**AIM OF THE EXERCISE:** Beginning with the line where "What's the underlying" appears, restate the lines word for word through the last one in the listing.

**SUPPLIED INFORMATION:**
____

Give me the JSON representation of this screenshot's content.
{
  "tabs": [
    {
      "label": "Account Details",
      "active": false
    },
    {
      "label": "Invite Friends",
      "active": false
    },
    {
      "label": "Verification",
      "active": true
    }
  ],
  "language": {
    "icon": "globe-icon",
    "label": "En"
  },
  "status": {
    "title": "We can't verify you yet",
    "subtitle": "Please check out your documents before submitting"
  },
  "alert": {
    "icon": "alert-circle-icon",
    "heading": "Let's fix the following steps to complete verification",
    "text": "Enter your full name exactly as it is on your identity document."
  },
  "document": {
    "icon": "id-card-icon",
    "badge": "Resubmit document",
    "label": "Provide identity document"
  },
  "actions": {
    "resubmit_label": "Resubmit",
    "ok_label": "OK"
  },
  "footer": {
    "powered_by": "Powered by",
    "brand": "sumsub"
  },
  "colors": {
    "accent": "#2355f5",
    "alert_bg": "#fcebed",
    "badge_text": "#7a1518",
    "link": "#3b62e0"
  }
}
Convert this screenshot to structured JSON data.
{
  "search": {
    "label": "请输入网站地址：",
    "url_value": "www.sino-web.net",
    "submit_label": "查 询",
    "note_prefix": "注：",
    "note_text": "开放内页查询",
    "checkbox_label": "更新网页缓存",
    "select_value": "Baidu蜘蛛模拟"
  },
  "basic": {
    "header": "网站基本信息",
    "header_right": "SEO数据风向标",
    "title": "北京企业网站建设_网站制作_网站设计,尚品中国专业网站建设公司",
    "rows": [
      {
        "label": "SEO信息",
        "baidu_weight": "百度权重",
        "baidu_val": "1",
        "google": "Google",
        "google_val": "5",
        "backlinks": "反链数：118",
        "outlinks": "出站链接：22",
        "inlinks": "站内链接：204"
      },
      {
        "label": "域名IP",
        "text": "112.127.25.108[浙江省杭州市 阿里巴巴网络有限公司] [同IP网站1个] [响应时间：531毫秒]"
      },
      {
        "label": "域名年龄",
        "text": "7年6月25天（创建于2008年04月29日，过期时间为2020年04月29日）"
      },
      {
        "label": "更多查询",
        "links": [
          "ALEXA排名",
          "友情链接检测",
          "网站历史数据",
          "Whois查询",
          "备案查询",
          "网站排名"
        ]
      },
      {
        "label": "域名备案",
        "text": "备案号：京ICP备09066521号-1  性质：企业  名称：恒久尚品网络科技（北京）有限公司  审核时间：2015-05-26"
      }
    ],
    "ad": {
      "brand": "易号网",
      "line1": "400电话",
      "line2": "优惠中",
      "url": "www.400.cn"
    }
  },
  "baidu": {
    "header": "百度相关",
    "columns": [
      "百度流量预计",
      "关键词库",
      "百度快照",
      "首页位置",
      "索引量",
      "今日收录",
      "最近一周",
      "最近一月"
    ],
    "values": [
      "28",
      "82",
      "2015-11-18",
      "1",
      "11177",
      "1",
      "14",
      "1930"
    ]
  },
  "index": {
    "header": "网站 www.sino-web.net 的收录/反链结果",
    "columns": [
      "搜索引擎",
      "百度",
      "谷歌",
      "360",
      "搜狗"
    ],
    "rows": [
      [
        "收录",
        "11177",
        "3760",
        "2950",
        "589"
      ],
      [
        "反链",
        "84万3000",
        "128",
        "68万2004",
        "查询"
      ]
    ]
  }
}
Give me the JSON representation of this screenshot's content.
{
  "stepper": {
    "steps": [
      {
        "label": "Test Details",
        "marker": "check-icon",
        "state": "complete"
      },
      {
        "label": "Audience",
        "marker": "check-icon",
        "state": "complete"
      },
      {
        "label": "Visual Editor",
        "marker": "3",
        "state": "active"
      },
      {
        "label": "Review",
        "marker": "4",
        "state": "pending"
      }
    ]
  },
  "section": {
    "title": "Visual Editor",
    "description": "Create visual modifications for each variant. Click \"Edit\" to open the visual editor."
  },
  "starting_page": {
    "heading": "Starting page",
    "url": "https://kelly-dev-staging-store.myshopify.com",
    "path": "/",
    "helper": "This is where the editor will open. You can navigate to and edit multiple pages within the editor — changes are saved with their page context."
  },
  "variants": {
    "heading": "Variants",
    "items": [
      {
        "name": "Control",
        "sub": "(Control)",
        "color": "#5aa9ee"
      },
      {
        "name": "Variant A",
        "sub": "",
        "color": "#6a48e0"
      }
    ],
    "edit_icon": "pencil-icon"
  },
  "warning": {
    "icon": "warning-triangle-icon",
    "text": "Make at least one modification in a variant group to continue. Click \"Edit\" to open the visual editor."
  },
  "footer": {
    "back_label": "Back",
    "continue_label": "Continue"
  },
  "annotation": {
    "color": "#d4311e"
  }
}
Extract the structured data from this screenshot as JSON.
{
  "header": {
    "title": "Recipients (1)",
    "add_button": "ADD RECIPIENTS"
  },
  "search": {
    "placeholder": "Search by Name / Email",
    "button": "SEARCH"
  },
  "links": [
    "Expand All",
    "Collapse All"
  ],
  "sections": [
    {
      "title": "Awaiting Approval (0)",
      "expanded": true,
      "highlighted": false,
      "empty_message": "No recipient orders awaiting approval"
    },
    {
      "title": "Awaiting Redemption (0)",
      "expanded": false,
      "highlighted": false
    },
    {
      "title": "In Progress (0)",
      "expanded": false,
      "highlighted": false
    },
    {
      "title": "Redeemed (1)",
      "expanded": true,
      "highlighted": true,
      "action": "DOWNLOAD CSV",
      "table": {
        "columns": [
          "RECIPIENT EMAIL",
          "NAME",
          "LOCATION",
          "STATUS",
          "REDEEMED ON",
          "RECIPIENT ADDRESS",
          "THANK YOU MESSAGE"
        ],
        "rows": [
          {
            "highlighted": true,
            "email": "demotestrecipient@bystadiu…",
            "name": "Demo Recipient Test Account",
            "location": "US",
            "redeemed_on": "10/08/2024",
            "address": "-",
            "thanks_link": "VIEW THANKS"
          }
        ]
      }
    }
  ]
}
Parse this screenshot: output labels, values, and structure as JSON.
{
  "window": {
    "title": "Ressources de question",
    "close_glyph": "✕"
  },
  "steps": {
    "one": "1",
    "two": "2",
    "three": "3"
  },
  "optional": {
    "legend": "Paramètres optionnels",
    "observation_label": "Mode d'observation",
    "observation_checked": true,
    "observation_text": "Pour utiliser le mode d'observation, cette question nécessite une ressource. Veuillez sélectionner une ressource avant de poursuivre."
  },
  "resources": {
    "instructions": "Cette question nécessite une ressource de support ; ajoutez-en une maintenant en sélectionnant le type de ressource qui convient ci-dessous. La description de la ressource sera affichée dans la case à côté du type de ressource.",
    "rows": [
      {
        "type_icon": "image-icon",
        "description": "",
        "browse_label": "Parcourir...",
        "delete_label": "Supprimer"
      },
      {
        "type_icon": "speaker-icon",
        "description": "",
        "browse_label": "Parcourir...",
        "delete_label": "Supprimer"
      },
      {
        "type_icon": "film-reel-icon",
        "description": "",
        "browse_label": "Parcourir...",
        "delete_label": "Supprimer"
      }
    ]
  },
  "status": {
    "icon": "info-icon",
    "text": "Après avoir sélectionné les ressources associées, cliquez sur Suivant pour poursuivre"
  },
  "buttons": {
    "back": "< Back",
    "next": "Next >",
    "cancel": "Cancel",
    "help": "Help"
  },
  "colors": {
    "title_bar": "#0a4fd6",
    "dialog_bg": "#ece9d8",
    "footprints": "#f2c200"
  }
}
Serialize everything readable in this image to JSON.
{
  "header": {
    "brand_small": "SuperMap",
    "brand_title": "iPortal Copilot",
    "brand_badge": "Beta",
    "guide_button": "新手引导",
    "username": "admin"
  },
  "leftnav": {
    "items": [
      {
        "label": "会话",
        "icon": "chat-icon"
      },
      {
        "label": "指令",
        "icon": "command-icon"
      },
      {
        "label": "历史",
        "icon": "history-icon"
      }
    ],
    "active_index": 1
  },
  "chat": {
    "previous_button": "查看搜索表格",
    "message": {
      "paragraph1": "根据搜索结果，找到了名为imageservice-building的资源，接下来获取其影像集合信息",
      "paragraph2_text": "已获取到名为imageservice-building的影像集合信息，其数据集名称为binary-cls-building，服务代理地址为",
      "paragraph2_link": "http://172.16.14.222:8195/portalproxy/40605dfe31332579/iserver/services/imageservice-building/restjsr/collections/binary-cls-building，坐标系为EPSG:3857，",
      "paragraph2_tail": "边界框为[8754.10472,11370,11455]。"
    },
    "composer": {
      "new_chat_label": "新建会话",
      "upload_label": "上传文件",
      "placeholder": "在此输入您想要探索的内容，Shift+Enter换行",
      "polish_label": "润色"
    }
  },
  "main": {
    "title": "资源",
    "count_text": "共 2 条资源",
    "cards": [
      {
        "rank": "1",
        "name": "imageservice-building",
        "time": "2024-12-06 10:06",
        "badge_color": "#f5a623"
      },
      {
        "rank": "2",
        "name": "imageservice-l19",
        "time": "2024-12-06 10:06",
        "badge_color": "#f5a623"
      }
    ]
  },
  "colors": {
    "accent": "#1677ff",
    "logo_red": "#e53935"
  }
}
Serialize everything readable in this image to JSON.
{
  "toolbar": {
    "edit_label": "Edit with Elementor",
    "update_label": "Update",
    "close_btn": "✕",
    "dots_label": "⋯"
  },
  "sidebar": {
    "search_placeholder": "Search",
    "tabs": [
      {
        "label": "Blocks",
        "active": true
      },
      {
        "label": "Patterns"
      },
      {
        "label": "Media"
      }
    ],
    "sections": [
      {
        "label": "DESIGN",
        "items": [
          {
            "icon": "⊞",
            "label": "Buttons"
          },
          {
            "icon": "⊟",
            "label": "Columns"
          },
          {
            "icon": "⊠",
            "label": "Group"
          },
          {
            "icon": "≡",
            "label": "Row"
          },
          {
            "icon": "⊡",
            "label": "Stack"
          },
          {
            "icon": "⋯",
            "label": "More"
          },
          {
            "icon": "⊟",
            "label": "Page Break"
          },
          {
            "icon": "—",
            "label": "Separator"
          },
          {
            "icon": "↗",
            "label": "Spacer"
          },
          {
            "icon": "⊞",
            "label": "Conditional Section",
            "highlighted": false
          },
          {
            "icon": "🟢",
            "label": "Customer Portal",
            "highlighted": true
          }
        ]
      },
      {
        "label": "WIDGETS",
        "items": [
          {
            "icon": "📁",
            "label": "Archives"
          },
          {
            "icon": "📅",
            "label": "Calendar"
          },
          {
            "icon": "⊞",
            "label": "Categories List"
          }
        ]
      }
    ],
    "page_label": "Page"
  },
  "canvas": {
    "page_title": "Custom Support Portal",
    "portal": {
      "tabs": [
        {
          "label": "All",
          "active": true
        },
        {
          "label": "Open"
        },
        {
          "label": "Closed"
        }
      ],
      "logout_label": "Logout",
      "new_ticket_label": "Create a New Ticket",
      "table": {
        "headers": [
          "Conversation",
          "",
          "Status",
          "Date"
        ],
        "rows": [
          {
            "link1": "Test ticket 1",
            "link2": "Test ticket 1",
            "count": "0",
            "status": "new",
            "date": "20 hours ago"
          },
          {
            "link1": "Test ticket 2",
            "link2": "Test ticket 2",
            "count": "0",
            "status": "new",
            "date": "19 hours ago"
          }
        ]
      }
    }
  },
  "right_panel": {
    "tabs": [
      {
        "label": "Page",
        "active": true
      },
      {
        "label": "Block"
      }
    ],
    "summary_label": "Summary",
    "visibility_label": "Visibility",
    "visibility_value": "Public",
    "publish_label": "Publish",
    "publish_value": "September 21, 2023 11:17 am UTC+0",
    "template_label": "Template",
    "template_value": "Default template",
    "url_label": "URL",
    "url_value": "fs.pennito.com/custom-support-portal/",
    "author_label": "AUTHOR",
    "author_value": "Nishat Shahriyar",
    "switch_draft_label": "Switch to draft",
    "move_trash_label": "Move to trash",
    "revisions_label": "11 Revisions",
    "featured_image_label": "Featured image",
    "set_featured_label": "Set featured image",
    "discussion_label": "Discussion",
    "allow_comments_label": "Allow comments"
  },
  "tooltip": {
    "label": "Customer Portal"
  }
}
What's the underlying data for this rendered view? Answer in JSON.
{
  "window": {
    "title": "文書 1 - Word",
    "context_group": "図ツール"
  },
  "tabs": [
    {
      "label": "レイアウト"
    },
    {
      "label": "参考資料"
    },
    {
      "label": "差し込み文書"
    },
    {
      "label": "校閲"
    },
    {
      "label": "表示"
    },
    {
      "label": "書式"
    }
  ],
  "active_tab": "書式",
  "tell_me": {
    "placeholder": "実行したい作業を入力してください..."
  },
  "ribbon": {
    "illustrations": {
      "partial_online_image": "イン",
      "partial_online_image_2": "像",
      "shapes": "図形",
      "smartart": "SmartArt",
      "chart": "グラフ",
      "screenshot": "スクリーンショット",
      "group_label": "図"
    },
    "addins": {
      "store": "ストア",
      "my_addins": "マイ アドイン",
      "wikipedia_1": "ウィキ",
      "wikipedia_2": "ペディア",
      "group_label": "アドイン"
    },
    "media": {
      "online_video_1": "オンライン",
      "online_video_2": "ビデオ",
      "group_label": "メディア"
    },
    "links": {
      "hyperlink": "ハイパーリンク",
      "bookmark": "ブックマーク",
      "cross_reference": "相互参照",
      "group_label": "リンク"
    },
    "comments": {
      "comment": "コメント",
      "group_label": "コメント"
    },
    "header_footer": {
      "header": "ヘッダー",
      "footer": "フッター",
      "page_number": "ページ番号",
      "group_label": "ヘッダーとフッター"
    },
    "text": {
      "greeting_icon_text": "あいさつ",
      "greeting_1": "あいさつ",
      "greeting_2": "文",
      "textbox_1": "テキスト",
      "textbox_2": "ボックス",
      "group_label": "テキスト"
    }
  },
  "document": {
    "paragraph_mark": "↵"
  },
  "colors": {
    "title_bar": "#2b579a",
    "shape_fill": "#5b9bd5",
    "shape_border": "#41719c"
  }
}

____

**SOLUTION FOR THIS EXERCISE:**
What's the underlying data for this rendered view? Answer in JSON.
{
  "window": {
    "title": "文書 1 - Word",
    "context_group": "図ツール"
  },
  "tabs": [
    {
      "label": "レイアウト"
    },
    {
      "label": "参考資料"
    },
    {
      "label": "差し込み文書"
    },
    {
      "label": "校閲"
    },
    {
      "label": "表示"
    },
    {
      "label": "書式"
    }
  ],
  "active_tab": "書式",
  "tell_me": {
    "placeholder": "実行したい作業を入力してください..."
  },
  "ribbon": {
    "illustrations": {
      "partial_online_image": "イン",
      "partial_online_image_2": "像",
      "shapes": "図形",
      "smartart": "SmartArt",
      "chart": "グラフ",
      "screenshot": "スクリーンショット",
      "group_label": "図"
    },
    "addins": {
      "store": "ストア",
      "my_addins": "マイ アドイン",
      "wikipedia_1": "ウィキ",
      "wikipedia_2": "ペディア",
      "group_label": "アドイン"
    },
    "media": {
      "online_video_1": "オンライン",
      "online_video_2": "ビデオ",
      "group_label": "メディア"
    },
    "links": {
      "hyperlink": "ハイパーリンク",
      "bookmark": "ブックマーク",
      "cross_reference": "相互参照",
      "group_label": "リンク"
    },
    "comments": {
      "comment": "コメント",
      "group_label": "コメント"
    },
    "header_footer": {
      "header": "ヘッダー",
      "footer": "フッター",
      "page_number": "ページ番号",
      "group_label": "ヘッダーとフッター"
    },
    "text": {
      "greeting_icon_text": "あいさつ",
      "greeting_1": "あいさつ",
      "greeting_2": "文",
      "textbox_1": "テキスト",
      "textbox_2": "ボックス",
      "group_label": "テキスト"
    }
  },
  "document": {
    "paragraph_mark": "↵"
  },
  "colors": {
    "title_bar": "#2b579a",
    "shape_fill": "#5b9bd5",
    "shape_border": "#41719c"
  }
}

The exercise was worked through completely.